## [DESCRIPTION OF THE TASK]
Give the total of lines holding the word "JSON" in the records below, and nothing else.

## [SOURCE MATERIAL]
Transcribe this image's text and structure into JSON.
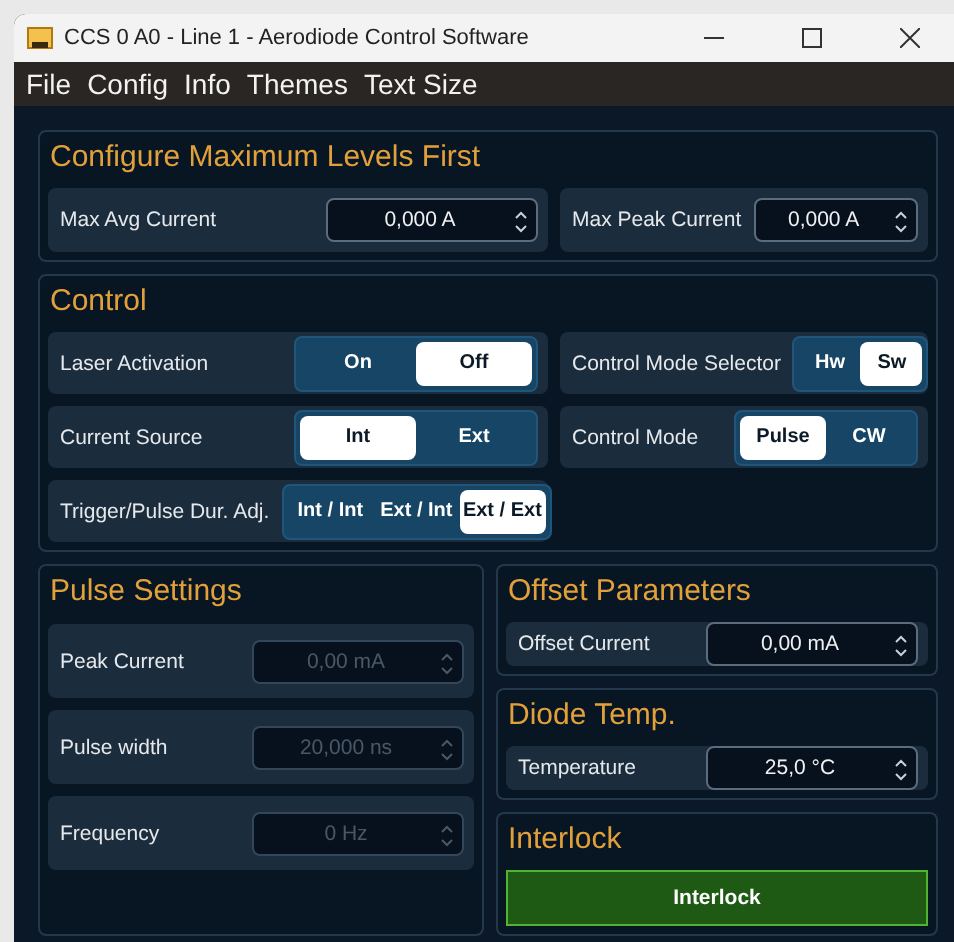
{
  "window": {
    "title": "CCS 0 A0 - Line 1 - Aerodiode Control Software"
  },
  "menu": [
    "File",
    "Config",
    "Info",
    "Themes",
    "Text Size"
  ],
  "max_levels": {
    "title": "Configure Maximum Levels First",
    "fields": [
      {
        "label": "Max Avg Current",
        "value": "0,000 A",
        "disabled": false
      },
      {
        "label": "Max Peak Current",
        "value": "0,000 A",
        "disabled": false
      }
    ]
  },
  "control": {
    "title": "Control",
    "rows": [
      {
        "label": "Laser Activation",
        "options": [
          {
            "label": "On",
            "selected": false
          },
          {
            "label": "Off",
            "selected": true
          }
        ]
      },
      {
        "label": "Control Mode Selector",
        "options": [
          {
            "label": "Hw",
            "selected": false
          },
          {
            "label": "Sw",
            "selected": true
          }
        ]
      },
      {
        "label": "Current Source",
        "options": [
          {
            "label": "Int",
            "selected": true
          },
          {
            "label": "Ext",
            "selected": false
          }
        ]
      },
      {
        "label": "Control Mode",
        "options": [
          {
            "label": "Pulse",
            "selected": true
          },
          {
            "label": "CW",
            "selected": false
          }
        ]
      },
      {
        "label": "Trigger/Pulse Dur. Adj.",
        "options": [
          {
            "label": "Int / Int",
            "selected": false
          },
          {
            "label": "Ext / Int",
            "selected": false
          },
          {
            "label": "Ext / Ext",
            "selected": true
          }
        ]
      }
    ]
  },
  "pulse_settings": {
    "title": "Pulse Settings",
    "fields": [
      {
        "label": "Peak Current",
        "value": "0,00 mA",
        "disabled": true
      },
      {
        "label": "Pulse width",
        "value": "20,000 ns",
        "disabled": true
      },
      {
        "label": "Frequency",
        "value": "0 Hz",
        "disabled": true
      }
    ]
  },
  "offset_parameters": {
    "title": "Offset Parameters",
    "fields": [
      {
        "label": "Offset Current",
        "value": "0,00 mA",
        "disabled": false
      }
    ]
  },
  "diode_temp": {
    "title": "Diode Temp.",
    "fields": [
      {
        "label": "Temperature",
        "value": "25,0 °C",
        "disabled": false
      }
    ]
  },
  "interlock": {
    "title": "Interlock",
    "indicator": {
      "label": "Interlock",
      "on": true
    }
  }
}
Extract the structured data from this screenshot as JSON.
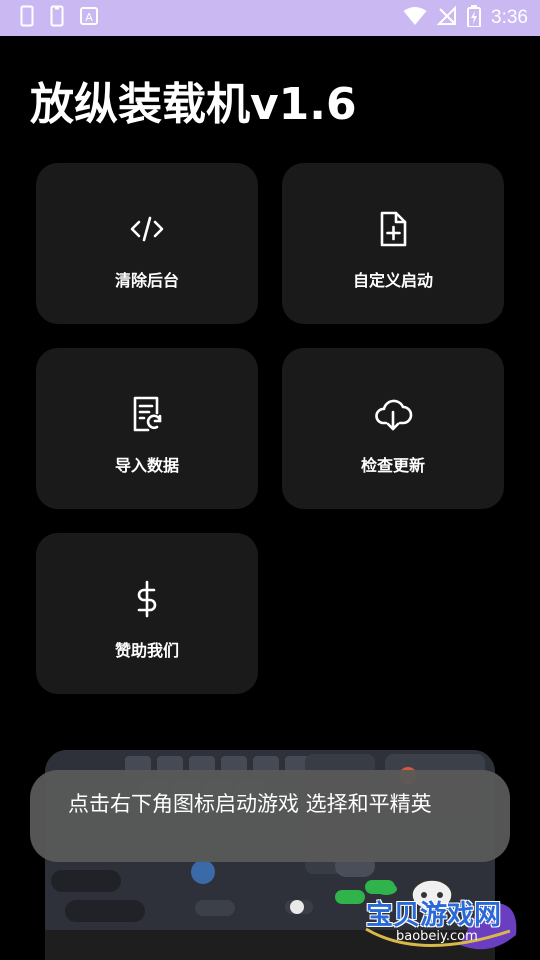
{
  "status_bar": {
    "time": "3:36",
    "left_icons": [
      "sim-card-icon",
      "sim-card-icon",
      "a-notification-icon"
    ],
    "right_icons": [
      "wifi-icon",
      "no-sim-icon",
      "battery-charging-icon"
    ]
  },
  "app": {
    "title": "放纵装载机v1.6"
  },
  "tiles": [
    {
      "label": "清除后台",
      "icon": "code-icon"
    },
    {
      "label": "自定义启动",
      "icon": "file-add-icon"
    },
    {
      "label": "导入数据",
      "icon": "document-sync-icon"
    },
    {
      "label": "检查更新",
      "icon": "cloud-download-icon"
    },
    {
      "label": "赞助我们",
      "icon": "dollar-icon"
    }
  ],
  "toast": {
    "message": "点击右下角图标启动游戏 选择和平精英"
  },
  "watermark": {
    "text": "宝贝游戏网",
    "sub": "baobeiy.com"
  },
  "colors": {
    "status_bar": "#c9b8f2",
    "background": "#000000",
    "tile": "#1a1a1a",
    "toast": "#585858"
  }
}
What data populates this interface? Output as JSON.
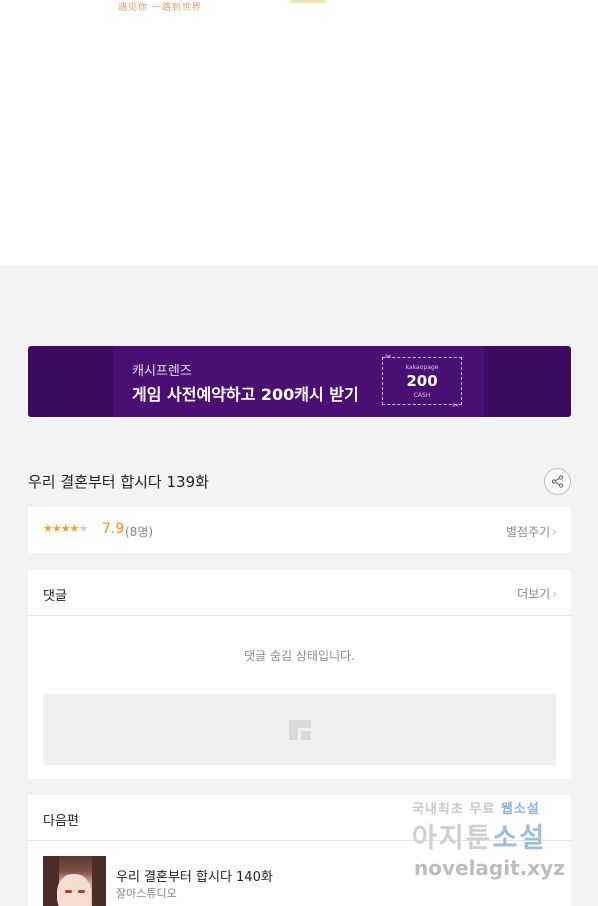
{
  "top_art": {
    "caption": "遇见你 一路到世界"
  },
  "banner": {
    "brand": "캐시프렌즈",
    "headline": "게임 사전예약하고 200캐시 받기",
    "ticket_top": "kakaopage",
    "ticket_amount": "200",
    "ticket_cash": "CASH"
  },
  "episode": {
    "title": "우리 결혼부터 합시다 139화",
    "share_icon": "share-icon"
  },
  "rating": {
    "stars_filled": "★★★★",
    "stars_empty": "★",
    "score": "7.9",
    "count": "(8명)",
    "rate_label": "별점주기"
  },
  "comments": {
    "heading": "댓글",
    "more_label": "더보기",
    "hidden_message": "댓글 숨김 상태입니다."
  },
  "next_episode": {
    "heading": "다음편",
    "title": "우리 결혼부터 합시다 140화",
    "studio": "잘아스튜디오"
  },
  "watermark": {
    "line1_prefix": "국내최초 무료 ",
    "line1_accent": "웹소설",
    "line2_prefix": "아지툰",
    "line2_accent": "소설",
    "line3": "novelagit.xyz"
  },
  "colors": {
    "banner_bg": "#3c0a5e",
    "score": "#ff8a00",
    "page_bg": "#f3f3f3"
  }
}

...

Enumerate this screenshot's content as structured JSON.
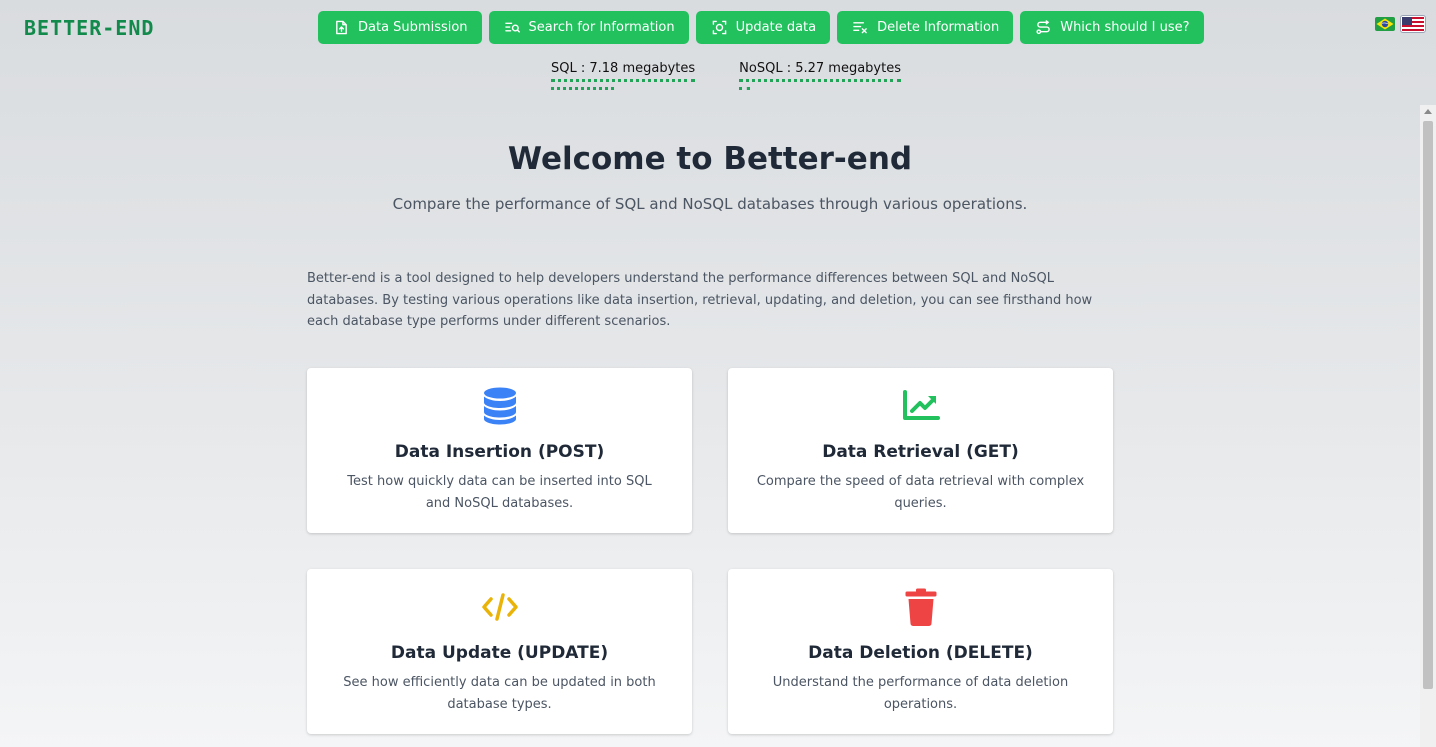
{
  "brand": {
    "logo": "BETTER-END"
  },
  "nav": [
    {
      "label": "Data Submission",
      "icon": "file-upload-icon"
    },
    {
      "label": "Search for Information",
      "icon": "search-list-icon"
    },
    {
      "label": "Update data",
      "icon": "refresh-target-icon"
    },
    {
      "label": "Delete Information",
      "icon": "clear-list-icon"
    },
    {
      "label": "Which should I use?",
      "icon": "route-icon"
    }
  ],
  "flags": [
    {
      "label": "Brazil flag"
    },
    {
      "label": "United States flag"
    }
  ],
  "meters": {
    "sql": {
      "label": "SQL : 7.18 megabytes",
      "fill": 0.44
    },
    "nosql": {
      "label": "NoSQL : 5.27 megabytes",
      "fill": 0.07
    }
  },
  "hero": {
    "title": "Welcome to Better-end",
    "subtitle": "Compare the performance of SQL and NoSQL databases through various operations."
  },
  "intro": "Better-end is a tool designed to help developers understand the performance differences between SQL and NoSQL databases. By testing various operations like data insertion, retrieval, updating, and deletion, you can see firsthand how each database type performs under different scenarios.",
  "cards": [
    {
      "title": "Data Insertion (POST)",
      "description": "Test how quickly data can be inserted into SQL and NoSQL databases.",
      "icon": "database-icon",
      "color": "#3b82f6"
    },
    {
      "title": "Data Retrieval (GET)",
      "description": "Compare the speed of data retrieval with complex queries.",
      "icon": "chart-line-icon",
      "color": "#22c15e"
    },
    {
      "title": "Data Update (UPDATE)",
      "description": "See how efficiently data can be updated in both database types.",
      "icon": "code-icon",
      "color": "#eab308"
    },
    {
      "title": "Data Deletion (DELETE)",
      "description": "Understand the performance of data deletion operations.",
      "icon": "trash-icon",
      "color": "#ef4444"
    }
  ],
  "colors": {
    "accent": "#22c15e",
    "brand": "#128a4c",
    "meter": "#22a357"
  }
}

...

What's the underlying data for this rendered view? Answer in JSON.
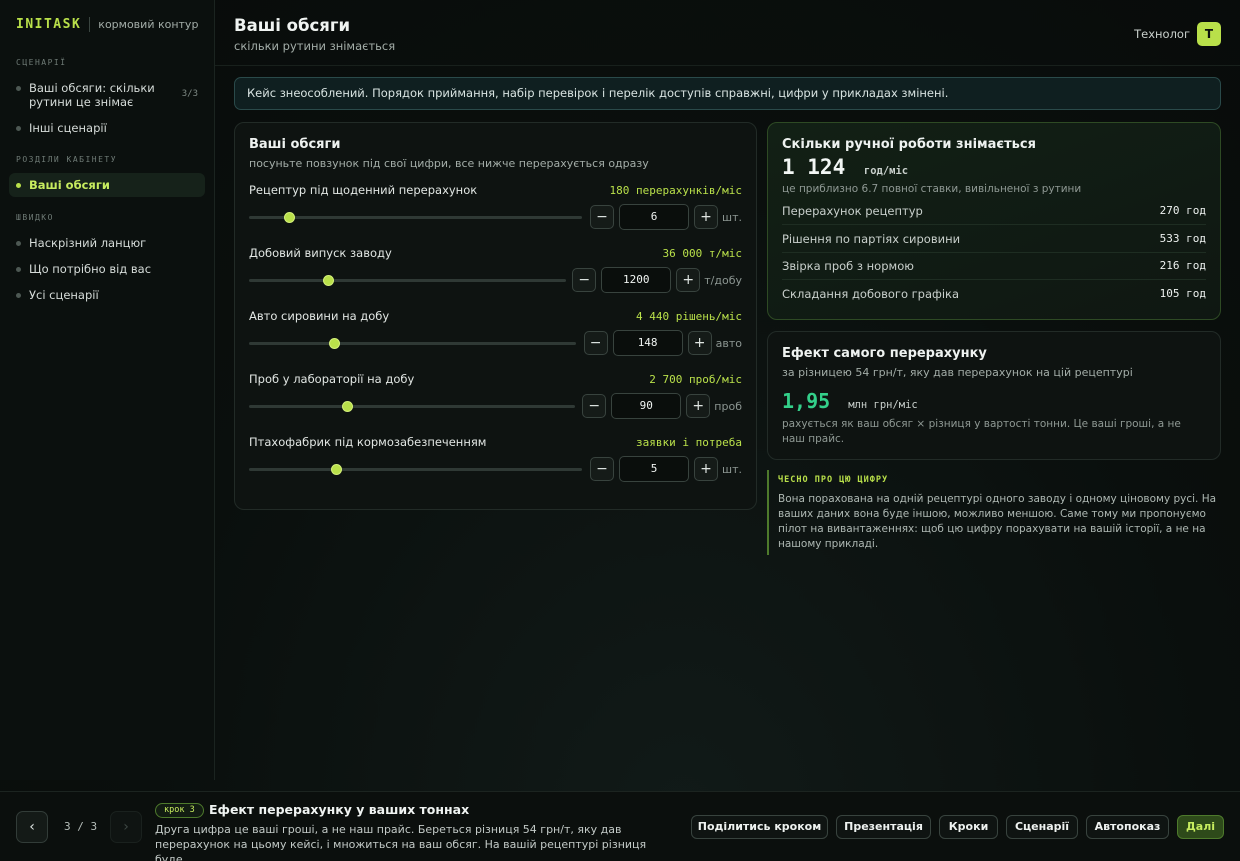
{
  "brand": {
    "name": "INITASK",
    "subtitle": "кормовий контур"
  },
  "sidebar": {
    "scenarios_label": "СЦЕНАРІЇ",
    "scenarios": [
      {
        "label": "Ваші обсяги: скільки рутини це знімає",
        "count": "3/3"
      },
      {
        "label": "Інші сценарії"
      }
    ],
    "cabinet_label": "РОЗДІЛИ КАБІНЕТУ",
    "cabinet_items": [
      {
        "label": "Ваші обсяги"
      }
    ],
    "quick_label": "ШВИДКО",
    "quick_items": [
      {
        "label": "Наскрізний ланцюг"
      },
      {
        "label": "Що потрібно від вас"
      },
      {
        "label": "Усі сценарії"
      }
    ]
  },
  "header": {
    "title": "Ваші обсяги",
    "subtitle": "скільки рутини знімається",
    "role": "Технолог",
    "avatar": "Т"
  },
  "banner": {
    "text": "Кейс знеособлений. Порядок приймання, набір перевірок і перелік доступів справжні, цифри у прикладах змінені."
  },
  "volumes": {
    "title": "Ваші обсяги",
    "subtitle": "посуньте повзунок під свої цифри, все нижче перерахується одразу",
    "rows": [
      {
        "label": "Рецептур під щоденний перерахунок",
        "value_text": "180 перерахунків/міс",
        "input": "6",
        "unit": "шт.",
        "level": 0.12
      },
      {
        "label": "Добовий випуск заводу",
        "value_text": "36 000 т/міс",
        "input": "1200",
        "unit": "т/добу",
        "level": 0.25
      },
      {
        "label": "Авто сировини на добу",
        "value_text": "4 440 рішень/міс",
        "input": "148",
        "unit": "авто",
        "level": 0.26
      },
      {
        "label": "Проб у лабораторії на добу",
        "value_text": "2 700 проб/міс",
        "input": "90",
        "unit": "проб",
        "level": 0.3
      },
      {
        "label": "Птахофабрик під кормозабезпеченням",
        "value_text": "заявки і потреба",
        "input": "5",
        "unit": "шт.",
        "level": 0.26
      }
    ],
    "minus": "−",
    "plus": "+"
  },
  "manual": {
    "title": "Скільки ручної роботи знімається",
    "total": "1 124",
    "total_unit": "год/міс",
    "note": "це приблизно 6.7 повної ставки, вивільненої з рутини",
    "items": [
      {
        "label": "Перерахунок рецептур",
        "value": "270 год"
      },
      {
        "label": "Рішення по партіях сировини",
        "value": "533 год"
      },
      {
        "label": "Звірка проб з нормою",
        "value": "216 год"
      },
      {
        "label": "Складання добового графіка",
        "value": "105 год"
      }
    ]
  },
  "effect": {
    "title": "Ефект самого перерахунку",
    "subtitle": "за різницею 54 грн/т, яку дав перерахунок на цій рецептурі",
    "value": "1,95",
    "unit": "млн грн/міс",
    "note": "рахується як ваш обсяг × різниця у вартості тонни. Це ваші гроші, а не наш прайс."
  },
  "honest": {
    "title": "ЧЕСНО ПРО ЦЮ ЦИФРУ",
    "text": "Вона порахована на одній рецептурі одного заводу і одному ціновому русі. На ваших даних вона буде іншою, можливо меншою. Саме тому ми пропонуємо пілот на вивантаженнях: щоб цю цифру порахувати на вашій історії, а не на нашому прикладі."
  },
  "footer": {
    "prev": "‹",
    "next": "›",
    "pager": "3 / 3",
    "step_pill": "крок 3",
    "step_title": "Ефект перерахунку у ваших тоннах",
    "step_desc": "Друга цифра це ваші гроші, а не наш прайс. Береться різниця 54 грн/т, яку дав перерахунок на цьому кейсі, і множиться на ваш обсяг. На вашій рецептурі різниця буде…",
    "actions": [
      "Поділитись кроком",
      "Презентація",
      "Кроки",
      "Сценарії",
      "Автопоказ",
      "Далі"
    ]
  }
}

## [REPLY]
5